Based on that, the decision to simply take a few steps forward was made.

Fortunately, some steps had already been made such as site selection and potential water capacity and flows. We found that the site selected was by far the best choice due to the least impact on property owners, land cost, ability to serve two basins potentially, water capacity, flow capabilities, site geographical make up and composition.

This site is a natural fit we have been told by many at varying levels, including experts at the state and in various reservoir development companies.

With a site identified, we heard two competing project ideas.

One, Etowah Hills, which looked at a much smaller capacity and water flows. The plan also called for funding by the state, yet looked to sell off lots surrounding the lake. There were no preliminary flow numbers given or other details to determine the viability of this project.

While the presentation was well and passionately presented the issues I personally found to be flawed with this proposal were the fact that there has to be a certain capacity (size) to hold the correct amount of water to pay for the project and make it simply cash flow.

Secondly, the proposals idea of selling off the lots isn't legal.

The state will not buy land and allow for an organization to turn around and sell off the land for their benefit.

Third, there was a real lack of knowledge of reservoirs, which with a project of this magnitude requires experts in the matter.

The second public hearing of a proposal was by Georgia Reservoir.

Their presentation was well developed by professionals and contained the estimated amounts of capacity and yields needed to make the project cash flow.

This proposal showed the capability and knowledge of managing and guiding the detailed process.

While the information they provided appeared to show a good project, I felt we still need more hard facts and plans on the viability of this project and the impacted to property owners.

Their engineering confirmed that the dam would need to be the size stated to maintain capacity yet I requested that this be reviewed for ways to mitigate the impact of a dam of that size.

The comments on the dam being larger than Lake Lanier's aren't exactly accurate.

The total required to hold back Lake Lanier is nearly 7,000 ft.

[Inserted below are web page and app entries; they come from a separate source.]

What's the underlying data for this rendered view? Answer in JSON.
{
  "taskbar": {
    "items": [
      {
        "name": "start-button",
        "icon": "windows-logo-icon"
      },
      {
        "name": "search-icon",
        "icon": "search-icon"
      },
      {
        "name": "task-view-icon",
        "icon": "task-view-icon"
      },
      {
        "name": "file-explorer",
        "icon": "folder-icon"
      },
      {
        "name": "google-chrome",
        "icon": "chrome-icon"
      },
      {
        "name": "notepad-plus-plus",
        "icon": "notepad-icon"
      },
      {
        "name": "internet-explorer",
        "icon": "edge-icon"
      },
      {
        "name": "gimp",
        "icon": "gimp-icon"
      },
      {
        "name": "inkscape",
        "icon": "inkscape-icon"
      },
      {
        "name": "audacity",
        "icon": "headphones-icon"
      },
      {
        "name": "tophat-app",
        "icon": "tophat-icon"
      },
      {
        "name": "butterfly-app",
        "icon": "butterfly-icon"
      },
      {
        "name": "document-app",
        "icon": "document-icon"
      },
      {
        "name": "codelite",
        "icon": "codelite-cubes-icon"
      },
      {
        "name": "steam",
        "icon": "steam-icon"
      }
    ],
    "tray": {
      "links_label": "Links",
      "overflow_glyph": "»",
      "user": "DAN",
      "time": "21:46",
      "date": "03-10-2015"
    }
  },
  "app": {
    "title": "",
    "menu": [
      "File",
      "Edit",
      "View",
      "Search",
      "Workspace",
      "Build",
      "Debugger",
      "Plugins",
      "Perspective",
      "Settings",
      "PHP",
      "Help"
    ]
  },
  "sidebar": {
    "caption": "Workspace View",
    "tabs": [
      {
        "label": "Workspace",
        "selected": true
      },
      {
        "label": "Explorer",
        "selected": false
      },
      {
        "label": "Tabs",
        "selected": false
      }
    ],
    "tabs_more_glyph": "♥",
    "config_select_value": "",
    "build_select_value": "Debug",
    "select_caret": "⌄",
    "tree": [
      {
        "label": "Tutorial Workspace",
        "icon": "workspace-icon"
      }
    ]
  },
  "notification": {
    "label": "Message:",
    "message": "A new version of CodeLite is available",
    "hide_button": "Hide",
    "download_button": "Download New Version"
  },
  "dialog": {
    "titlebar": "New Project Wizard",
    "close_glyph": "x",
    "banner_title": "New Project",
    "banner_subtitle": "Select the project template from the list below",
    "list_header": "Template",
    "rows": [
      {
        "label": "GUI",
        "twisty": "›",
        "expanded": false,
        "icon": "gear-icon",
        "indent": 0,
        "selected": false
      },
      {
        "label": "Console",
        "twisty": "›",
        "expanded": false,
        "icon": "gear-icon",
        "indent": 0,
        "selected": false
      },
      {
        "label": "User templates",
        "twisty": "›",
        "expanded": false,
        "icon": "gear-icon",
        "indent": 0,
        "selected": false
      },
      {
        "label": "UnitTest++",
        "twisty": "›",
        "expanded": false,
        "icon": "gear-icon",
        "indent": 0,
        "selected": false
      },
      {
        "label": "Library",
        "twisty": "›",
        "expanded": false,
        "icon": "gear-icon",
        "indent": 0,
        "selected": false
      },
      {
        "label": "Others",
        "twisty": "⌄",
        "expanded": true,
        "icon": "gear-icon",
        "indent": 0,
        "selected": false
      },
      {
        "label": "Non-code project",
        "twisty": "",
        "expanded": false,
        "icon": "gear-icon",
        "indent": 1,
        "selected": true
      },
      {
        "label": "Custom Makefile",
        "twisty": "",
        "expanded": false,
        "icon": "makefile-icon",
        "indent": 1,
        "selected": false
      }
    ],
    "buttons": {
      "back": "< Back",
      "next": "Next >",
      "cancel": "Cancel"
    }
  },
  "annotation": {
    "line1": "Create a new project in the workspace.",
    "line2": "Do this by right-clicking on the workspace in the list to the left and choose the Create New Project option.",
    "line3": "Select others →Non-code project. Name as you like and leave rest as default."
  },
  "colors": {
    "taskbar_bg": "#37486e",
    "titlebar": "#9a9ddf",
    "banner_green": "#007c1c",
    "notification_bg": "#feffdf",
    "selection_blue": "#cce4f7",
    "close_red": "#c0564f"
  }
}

While a 2,000 ft. dam may sound large it is not uncommon in the state of Georgia.

The City of Dawsonville asked the state if this is a property, regardless of proposal, they would entertain going through this process with including the funding to purchase the property.

Secondly, we asked for a grant to do the follow up important and needed studies to see if it's a viable project which other governments have wanted to see before they sign on.

It's a catch 22... They need regional support with others, yet they won't come to the plate until more facts are nailed down. There are several reservoir ideas that are being researched just like Calhoun Creek. It takes at least one entity to get the ball rolling on getting details to even see if it's viable.

We took that step for the benefit of the whole region with this particular project just like the county brought the Dawson Forest Shoal Creek reservoir idea to the forefront a few years ago.

Now moving forward I believe that we can continue to make an effort to build those relationships and forms of communication with the citizens and with county officials that feel left out. We have open public meetings at least once a month and we welcome everyone.

With Mayor James Grogan's leadership and the other elected officials leading our city we are boldly moving the city forward.

Over the last year we have completed a revitalization plan, developed a plan to save the city millions by refinancing outstanding debt, saved hundreds of thousands on our insurance, developed plans to look 5-10-20 years down the road, updated software systems, installed new sign for instant communication and many other positives.

I do still believe we live in the best county/city in the State of Georgia and as your elected official, my goal is to keep that tapestry while weaving in improvements we can all be proud of.

Chris Gaines is a Dawsonville City Councilman. He currently serves as mayor pro-tem. Gaines can be reached at or at (678) 481-6387.